TTAC's no apologist for any automaker. And we're big fans of the editorial equivalent of the arched eyebrow. But we call foul over Motor Trend 's coverage of Toyota's decision to extend its warranties on Tacoma pickups sold between 1995 and 2000 due to problems with rust. The mag's online scribe Andrew Streiber reports the facts– well, edits the press release slightly– with studied impartiality. "Though Toyota says the problems have been limited to trucks in states where salt is used to de-ice roads in winter, the company is extending rust-perforation warranty coverage to all 1995-2000 Tacomas regardless of location. The coverage will last 15 years from the original date of sale with no mileage cap. Owners who think they may have a rust problem can simply visit a dealer for a free inspection, and if damage is found Toyota will either repair or repurchase the truck (they decide)." But Streiber can't resist finishing with a cheap shot. "Given the well-publicized problems in early examples of the new Tundra, it's still another blemish on their reputation for quality the company didn't need." Note to MT: if the domestics had adopted a similar approach to similar problems, they wouldn't be in the mess they're in.

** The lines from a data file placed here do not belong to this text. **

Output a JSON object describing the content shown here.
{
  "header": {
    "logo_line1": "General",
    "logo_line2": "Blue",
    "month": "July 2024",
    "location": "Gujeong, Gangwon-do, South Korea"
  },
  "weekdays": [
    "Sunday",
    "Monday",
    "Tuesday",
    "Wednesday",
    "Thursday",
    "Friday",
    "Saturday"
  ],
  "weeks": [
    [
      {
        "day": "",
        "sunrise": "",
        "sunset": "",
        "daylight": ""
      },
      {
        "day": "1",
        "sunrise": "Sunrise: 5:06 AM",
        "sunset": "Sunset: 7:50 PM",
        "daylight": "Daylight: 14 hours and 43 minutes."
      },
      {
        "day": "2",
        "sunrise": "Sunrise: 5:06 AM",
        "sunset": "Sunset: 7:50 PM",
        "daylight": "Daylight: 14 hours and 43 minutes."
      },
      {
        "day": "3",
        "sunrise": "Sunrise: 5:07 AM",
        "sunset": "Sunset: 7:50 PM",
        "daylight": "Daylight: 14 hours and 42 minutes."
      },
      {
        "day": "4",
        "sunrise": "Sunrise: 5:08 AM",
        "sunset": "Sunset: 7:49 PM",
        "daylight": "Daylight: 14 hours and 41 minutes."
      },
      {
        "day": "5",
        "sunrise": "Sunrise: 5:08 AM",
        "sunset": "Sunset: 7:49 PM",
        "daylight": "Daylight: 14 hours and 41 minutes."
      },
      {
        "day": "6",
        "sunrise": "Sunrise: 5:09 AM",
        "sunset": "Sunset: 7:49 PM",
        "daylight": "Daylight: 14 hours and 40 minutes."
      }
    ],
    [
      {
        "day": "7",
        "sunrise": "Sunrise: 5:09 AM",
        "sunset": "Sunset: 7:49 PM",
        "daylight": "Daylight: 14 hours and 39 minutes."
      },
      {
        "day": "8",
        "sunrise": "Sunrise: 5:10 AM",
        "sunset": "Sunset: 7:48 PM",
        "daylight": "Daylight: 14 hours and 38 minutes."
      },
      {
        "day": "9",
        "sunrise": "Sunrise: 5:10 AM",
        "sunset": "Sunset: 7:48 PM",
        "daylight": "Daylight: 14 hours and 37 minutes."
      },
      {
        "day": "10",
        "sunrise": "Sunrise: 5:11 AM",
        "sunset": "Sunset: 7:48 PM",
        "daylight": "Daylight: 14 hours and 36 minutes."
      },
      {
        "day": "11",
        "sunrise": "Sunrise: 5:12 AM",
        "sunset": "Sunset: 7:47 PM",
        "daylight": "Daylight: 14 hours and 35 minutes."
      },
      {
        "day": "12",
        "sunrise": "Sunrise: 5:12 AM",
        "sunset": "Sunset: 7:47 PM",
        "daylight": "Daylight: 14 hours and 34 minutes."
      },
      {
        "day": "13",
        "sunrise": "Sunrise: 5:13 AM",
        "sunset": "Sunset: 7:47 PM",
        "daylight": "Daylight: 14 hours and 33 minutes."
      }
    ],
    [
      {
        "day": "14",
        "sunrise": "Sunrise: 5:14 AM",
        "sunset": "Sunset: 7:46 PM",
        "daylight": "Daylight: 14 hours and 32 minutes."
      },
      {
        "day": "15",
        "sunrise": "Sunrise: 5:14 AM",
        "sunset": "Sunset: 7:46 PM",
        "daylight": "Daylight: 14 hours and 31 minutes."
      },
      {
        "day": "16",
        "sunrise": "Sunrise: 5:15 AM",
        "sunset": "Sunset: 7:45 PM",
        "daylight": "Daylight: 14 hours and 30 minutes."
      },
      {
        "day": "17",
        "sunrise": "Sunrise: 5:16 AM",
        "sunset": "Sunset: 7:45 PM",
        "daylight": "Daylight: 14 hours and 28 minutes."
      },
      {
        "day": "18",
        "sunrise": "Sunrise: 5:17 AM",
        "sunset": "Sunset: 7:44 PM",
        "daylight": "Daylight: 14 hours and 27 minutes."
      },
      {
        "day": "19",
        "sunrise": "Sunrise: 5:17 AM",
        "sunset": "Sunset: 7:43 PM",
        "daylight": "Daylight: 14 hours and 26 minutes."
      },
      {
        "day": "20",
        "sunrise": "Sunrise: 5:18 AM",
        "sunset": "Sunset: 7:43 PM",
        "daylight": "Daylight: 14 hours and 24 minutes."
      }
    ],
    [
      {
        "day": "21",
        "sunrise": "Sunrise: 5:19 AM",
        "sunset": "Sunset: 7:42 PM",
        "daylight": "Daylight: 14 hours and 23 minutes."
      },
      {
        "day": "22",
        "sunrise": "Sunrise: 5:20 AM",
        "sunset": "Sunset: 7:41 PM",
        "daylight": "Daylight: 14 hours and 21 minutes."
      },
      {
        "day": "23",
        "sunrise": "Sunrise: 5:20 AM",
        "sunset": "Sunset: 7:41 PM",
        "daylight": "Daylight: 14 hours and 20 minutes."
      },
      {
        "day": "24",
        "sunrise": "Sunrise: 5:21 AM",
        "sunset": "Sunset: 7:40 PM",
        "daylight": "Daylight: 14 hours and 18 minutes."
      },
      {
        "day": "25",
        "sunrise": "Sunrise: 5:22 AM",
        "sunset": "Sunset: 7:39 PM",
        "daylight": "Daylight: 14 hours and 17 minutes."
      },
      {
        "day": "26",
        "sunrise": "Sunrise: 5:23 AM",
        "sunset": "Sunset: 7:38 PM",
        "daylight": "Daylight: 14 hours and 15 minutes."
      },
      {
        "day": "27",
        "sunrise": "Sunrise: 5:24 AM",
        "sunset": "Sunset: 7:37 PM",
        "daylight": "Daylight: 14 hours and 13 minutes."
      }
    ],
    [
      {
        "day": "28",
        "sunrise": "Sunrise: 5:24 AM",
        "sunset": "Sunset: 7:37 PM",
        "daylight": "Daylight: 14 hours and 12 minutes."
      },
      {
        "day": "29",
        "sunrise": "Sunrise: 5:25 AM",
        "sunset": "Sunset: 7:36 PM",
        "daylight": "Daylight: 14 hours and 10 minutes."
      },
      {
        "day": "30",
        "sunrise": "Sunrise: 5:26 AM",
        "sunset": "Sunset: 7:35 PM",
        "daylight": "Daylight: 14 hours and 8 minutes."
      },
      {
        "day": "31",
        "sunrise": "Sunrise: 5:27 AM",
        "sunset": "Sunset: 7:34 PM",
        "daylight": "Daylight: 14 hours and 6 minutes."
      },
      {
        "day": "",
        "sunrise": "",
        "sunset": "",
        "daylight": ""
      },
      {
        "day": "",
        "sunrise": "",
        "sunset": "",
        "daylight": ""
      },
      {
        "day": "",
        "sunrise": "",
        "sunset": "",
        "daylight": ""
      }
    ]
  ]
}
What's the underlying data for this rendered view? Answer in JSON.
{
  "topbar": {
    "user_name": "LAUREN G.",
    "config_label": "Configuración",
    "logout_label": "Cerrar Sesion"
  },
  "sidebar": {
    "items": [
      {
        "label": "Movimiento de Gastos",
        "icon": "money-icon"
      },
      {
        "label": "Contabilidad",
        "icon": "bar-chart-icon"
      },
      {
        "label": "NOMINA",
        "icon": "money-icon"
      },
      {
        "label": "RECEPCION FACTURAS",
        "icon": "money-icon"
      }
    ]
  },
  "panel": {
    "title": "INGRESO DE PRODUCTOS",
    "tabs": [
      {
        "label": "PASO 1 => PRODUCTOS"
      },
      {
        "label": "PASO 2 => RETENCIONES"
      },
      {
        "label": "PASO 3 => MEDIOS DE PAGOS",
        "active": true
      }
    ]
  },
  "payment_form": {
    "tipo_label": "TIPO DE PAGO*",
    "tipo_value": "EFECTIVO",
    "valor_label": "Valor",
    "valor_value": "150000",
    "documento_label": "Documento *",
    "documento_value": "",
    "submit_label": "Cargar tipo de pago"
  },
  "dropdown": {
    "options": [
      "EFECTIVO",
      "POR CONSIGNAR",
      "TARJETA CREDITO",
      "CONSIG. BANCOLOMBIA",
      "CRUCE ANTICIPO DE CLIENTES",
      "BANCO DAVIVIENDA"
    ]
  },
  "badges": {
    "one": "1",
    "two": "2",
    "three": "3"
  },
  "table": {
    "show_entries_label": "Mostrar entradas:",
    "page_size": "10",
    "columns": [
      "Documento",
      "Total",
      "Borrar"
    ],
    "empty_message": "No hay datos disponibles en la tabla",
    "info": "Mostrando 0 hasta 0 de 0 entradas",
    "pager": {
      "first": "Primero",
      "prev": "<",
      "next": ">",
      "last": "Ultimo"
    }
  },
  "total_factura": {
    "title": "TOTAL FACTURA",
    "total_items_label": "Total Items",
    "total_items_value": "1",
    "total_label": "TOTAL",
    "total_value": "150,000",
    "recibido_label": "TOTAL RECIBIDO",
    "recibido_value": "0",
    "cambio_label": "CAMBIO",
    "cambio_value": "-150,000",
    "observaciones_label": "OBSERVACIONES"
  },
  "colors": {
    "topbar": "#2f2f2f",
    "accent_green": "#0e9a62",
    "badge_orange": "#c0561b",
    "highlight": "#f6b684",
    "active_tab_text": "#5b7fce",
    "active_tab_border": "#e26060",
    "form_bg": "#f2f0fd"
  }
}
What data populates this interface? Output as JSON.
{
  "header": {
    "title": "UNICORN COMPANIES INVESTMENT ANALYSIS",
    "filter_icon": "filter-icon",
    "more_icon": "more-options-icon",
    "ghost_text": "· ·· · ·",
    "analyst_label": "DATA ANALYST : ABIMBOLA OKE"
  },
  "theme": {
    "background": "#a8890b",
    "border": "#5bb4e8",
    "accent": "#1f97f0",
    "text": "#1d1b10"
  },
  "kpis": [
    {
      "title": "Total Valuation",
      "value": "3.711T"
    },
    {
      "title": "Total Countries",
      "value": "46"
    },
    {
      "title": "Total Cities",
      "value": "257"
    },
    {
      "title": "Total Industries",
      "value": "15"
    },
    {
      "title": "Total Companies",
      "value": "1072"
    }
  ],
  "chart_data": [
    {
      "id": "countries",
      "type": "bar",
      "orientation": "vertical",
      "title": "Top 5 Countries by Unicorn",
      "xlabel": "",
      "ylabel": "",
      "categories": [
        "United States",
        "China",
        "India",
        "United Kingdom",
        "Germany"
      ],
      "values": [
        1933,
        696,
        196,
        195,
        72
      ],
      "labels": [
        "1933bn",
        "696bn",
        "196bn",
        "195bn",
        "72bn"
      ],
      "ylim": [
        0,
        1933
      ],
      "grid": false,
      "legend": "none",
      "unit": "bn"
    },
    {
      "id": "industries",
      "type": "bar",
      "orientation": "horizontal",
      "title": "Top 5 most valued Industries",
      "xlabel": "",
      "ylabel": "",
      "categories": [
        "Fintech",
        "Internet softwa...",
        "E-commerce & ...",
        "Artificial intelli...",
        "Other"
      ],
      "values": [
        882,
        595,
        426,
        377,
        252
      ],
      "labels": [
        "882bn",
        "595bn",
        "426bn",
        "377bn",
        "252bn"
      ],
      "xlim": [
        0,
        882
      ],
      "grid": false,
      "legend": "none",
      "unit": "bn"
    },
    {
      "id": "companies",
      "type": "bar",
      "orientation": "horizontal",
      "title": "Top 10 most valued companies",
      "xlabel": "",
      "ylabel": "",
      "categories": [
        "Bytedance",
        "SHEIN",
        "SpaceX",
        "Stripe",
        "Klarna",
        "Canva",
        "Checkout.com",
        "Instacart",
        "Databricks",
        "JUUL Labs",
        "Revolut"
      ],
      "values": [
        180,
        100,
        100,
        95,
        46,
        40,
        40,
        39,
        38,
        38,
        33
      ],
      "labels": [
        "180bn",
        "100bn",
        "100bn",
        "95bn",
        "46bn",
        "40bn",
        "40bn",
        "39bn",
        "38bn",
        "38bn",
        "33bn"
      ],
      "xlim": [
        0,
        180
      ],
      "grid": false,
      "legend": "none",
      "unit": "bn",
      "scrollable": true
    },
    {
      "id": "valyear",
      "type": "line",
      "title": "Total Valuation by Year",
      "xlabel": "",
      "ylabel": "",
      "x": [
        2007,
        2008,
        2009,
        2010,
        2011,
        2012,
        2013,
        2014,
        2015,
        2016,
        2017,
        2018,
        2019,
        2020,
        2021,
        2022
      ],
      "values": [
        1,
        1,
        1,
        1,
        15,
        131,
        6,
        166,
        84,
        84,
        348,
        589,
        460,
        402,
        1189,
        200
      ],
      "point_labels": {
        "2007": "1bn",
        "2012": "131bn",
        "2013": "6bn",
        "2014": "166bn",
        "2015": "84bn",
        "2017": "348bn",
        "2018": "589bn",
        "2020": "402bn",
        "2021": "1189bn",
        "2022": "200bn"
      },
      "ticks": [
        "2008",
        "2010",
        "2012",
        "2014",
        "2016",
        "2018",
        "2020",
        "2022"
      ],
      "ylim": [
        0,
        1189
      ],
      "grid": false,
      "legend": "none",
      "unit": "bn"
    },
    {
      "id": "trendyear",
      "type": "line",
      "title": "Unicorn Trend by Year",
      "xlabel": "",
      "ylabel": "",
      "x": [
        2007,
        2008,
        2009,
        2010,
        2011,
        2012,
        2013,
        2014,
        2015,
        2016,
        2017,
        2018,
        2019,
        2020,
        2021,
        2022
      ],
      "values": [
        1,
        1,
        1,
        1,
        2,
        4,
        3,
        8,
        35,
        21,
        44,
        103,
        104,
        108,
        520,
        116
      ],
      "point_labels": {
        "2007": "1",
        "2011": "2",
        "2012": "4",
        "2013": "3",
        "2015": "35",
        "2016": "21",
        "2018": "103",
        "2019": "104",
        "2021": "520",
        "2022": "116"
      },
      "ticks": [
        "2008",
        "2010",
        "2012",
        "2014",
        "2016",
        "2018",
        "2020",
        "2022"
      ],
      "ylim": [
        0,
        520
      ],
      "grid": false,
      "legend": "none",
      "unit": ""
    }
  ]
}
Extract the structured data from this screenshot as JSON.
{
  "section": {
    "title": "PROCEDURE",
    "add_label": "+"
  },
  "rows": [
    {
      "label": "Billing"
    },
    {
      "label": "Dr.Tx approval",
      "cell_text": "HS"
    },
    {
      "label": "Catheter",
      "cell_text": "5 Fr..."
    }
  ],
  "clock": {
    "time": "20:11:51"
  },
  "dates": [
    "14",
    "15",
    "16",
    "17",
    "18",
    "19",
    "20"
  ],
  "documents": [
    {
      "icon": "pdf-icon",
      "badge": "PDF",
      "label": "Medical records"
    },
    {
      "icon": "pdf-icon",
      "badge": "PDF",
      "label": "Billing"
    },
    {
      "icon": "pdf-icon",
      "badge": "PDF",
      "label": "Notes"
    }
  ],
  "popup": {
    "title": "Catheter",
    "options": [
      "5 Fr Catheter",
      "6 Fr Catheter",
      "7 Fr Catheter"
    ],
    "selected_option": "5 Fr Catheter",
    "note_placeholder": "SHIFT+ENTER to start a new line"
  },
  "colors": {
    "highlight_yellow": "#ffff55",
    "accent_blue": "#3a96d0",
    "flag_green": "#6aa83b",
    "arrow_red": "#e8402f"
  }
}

I have to agree with Quasimondo on this one, in that I don't see the bash, either. To put the statement into context, the article said: "Toyota is quick to point out that this is just a warranty extension and not a recall. However given the well-publicized problems in early examples of the new Tundra, it's still another blemish on their reputation for quality the company didn't need." Now, I'm no fan of Motor Tripe myself, but the sentence in question here needs to be considered in the context of the one that preceded it. The first sentence addressed Toyota's publicly stated position on the rust issue, while the follow-on second sentence put the official announcement in the context of previous news regarding another newer truck, the Tundra. MT was making inferences about the possible impacts of negative PR impacts on the corporation, not on the vehicles themselves. And in this case, MT has a point -- these announcements may not be so good for business. Domestic truck buyers tend to be highly loyal and Toyota will need to gain their confidence if they wish to increase the number of conquest sales. Since taking this segment away from the 2.8 would be the beginning of the end for the domestics, Toyota's success or missteps are important here, to Toyota as well as the competition.
The irony here is too funny. Isn't this the same MT that named the Tundra its Truck of the Year?
210delray beat me to it. Looks like M/T needed some street cred so they bashed ToMoCo after cashing that TOTY check.